Mentioned in previously, if we use Lasso for selecting variables, lasso selects the variables regardless of group correlation. But Group Lasso can consider the group property, so all the member of a particular group are either included or not included. Because the penalty is reduced to the L2 norm on the subspeces defined by each group, it is not possible to select only some correlated variables of a group as a ridge regression can not.

$\arg \min_{\theta} \Big(\sum_{j=1}^J(y_j - \theta_j x_j)^2 + \lambda \sum_{j=1}^J \sqrt{p_j} \Vert \theta_j \Vert_2^2 \Big)$
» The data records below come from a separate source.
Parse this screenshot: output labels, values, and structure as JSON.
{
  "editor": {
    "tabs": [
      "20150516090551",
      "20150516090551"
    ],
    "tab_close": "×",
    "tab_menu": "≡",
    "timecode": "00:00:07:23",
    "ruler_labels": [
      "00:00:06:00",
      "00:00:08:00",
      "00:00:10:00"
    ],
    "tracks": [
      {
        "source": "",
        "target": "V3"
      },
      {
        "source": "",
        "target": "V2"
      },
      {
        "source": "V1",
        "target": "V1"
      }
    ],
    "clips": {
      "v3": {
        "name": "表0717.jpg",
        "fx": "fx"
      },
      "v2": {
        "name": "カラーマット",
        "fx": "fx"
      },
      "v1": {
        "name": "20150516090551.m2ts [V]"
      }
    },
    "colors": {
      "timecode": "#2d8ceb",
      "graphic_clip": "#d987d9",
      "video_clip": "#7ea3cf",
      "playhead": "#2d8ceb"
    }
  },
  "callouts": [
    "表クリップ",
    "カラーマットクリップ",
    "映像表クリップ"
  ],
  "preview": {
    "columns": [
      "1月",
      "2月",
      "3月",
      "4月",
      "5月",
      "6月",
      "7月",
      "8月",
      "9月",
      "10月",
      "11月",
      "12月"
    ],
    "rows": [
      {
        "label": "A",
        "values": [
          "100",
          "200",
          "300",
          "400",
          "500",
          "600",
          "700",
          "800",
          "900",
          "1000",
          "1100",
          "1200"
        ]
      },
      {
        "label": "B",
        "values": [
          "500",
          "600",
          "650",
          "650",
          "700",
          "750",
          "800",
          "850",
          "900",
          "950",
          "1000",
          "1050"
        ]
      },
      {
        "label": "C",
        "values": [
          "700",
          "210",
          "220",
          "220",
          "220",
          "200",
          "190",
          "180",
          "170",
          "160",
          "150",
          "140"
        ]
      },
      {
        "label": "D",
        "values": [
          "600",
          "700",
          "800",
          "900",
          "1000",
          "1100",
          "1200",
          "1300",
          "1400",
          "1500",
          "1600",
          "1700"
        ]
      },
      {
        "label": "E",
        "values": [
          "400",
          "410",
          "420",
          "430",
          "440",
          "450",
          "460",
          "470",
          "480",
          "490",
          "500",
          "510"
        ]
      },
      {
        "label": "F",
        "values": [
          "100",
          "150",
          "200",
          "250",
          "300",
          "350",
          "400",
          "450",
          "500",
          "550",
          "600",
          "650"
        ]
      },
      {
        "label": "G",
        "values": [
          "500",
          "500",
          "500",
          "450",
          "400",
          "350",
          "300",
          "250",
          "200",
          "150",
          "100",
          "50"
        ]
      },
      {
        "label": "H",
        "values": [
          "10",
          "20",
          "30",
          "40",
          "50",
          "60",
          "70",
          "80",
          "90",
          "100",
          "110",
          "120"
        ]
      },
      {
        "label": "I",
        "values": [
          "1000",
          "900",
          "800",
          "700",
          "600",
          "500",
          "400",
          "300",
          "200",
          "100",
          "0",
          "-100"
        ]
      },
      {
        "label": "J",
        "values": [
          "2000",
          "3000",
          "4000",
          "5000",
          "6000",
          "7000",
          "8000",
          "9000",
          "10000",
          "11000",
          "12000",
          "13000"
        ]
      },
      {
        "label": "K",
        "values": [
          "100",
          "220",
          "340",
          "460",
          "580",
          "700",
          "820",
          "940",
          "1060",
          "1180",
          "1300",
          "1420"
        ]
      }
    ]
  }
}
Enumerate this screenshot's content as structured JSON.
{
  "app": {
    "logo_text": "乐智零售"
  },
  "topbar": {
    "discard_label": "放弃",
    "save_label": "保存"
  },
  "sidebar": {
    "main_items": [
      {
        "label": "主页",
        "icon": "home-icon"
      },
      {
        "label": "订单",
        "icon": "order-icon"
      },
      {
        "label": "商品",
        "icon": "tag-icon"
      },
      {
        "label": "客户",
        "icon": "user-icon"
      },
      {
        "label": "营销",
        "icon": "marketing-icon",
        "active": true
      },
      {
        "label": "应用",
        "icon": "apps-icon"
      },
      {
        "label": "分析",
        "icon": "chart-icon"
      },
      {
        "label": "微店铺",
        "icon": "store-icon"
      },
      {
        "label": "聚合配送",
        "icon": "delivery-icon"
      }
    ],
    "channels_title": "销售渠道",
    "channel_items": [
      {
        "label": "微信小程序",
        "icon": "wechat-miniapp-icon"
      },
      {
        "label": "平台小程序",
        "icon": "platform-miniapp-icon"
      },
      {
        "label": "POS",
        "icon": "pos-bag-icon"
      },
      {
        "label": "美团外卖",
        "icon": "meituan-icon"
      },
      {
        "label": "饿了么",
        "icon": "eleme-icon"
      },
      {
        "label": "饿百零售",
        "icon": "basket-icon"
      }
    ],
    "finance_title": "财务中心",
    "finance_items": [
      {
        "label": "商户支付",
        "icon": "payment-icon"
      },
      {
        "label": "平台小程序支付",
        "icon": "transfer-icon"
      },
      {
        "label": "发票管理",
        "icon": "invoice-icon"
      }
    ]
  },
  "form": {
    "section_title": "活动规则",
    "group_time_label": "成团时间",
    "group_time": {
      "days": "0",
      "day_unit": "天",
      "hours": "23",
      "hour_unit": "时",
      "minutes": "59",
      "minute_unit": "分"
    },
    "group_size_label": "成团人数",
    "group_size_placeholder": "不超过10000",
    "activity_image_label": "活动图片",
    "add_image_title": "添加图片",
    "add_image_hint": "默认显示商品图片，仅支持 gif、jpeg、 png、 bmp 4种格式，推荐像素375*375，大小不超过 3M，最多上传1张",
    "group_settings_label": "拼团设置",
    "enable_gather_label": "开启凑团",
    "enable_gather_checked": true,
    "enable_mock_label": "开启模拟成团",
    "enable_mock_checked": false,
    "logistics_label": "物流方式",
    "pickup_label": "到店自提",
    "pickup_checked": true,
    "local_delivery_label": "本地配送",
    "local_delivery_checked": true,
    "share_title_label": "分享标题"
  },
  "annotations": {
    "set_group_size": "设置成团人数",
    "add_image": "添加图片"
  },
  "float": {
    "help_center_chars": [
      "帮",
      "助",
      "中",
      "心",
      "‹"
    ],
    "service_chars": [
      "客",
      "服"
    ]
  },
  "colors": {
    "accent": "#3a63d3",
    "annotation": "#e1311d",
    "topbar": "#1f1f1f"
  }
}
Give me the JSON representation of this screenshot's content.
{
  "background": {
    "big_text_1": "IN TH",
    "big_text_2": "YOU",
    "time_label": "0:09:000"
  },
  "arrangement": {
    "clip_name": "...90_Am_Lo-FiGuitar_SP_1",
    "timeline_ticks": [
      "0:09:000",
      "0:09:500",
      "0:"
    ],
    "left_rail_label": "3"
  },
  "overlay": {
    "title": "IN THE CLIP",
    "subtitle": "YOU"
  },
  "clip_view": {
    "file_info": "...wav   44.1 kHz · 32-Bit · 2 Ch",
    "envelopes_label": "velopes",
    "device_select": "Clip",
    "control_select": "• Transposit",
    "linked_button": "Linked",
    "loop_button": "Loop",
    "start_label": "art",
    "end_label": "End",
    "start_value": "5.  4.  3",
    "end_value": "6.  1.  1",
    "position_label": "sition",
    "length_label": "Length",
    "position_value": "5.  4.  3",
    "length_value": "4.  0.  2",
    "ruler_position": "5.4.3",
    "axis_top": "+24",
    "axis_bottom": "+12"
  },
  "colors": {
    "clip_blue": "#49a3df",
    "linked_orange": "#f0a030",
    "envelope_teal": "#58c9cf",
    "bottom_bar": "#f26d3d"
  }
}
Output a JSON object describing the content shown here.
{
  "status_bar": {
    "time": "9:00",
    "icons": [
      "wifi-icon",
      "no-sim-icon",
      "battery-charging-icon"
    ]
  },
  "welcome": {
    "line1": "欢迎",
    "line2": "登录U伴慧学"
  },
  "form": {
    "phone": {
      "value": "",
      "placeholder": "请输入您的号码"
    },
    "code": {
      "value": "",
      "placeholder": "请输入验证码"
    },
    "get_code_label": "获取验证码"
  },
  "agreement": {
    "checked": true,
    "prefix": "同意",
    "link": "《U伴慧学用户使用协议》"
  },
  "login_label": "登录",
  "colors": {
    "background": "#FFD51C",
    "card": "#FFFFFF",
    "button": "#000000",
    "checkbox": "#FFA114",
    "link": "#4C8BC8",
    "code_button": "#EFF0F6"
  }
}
Note that, $\sqrt{p_j}$ is the varying group sizes acting as a penalty matrix. And $\theta_j$ is the coefficient vector of group $j$. Here, the penalty is the sum of difference of space norms as in the standard Lasso, it may contain some non-differentiable points in the constraint that corresponds to some subspaces being equally zero. Therefore, we can set the coefficient vector for sums of spaces to zero, while only shrinking others.

## Summary

We covered the regularized likelihood methods for regression, the Ridge Regression and the Lasso Regression. And there are some limitation for selection variable in specific conditions. To overcome this, Elastic Net (combining Ridge and Lasso) and Group Lasso is introduced.

1. Figure from jamis.eth